■ WHAT IS NEEDED ■
Establish how many lines in the entries hold the string "data". The number by itself is the whole answer.

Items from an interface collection
════════════════════

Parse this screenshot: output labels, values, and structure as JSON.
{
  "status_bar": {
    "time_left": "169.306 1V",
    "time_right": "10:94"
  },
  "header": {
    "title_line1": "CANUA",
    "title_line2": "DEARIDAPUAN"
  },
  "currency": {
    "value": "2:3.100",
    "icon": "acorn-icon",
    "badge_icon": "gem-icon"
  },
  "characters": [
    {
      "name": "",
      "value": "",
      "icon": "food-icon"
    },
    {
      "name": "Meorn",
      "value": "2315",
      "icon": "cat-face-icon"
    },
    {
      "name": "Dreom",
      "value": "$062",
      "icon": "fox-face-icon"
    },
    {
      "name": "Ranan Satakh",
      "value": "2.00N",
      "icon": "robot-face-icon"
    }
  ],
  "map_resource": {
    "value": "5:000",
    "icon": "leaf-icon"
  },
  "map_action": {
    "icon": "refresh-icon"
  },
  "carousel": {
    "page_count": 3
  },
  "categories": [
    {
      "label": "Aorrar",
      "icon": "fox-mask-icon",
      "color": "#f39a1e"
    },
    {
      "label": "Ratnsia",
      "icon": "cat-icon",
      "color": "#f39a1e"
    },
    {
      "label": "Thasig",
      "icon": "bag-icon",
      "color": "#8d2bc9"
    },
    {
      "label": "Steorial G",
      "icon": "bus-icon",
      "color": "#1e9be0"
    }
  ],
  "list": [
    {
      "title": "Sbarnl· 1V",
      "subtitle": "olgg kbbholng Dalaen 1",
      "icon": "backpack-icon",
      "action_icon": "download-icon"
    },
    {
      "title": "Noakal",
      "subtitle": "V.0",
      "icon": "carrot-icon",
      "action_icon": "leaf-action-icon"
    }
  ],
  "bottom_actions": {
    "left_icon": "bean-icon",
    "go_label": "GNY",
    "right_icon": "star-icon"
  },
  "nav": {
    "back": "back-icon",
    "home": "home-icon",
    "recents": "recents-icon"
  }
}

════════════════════

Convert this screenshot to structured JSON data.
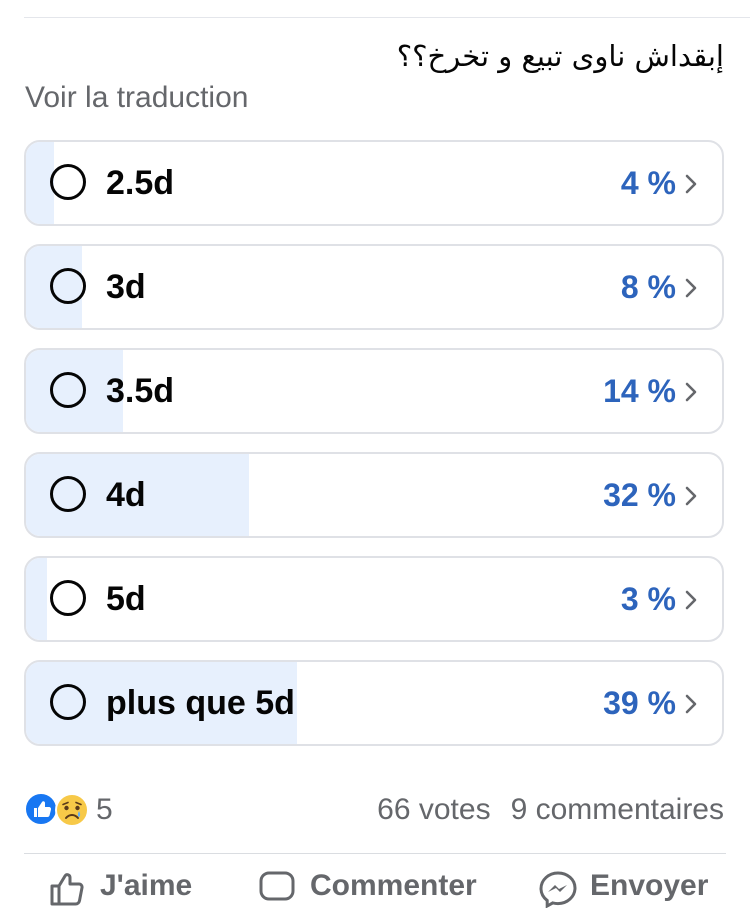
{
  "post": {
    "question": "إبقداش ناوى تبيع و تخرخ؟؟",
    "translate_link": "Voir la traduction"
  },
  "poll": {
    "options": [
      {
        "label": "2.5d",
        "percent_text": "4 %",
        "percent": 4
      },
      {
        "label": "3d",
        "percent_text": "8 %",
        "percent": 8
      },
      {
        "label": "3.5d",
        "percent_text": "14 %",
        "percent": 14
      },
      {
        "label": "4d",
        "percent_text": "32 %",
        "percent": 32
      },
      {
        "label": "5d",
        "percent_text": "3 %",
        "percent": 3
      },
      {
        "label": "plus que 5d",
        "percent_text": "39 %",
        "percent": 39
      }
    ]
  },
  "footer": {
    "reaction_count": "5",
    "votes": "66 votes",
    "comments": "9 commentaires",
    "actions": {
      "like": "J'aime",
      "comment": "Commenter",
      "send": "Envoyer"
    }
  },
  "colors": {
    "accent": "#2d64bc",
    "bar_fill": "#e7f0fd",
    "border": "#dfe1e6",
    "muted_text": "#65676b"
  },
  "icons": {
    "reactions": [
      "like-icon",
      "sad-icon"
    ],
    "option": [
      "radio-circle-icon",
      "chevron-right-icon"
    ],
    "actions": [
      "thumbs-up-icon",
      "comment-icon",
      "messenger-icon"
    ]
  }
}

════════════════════

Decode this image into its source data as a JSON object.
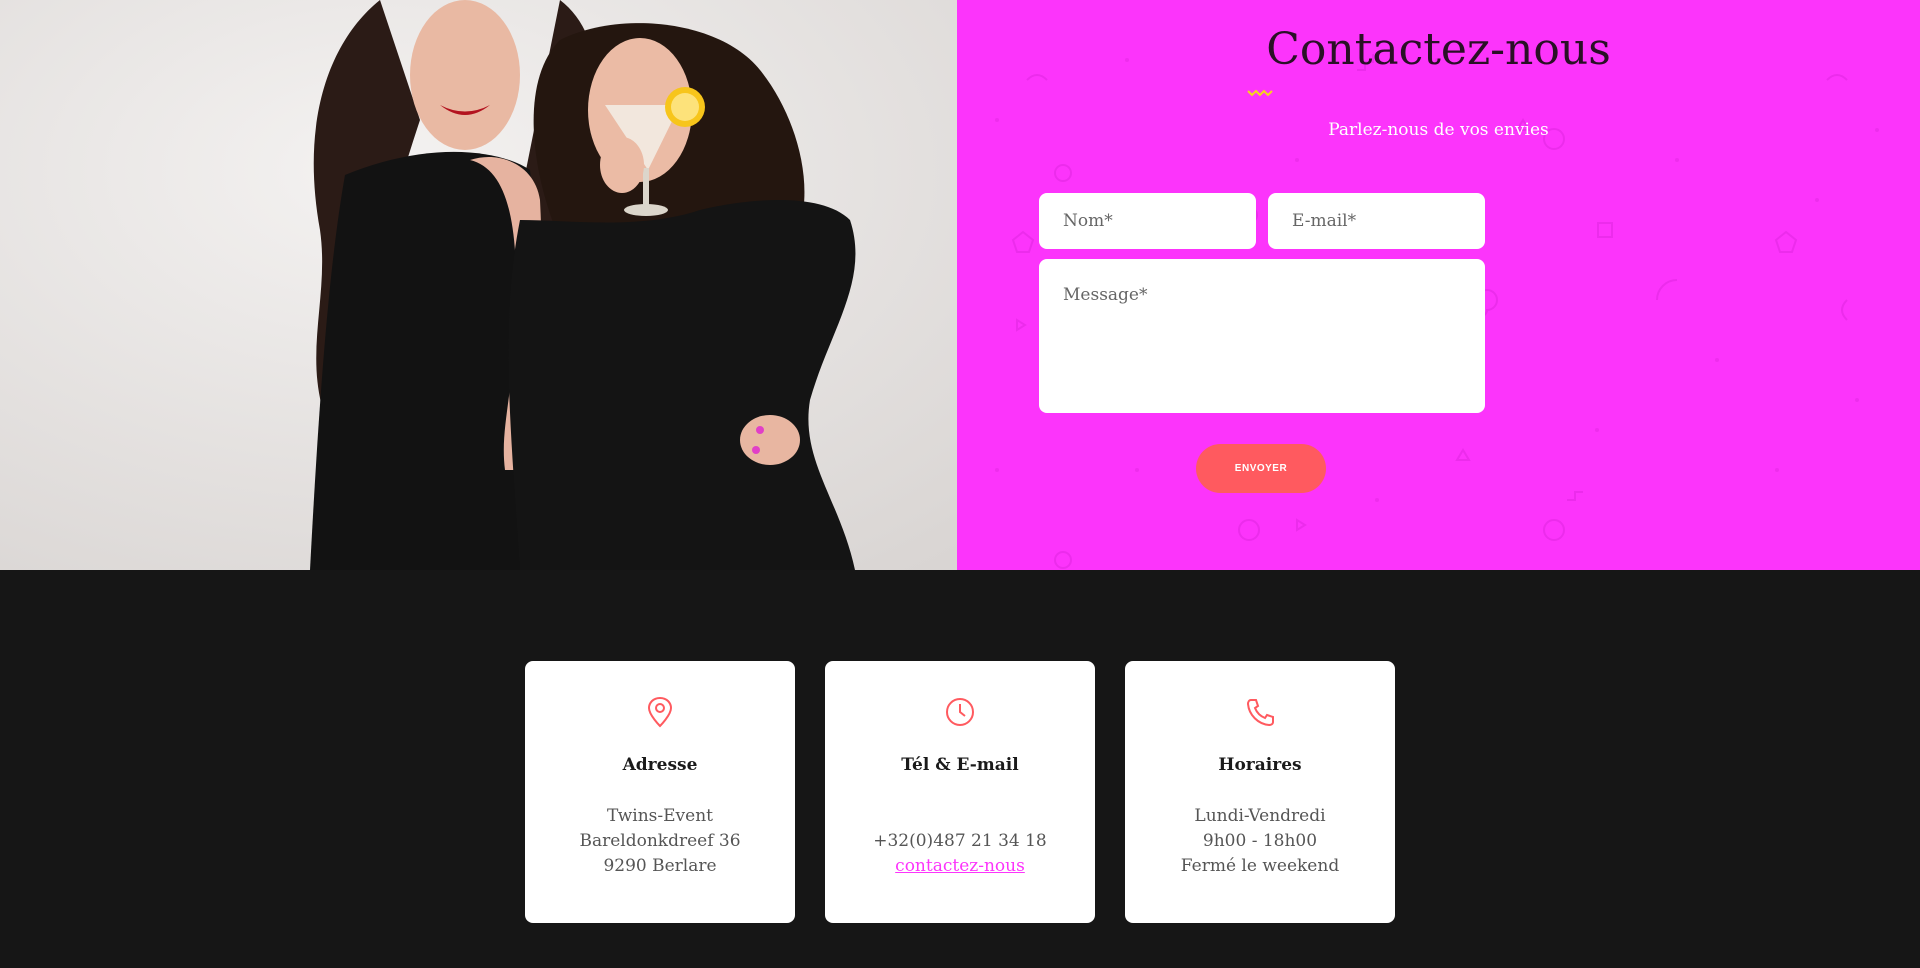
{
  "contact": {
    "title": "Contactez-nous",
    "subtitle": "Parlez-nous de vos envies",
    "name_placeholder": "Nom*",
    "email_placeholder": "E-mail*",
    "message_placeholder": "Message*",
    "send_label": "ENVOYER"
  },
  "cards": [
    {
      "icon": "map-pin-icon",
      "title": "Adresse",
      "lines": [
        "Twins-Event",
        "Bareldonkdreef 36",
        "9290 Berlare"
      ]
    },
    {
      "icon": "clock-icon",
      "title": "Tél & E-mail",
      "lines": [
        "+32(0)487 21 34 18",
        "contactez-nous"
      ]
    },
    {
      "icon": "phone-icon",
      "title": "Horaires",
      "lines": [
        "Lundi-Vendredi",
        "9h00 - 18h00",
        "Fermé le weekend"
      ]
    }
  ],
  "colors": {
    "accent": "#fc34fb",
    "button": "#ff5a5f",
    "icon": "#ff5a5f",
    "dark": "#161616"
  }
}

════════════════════

■ SOLVED EXERCISE ■
2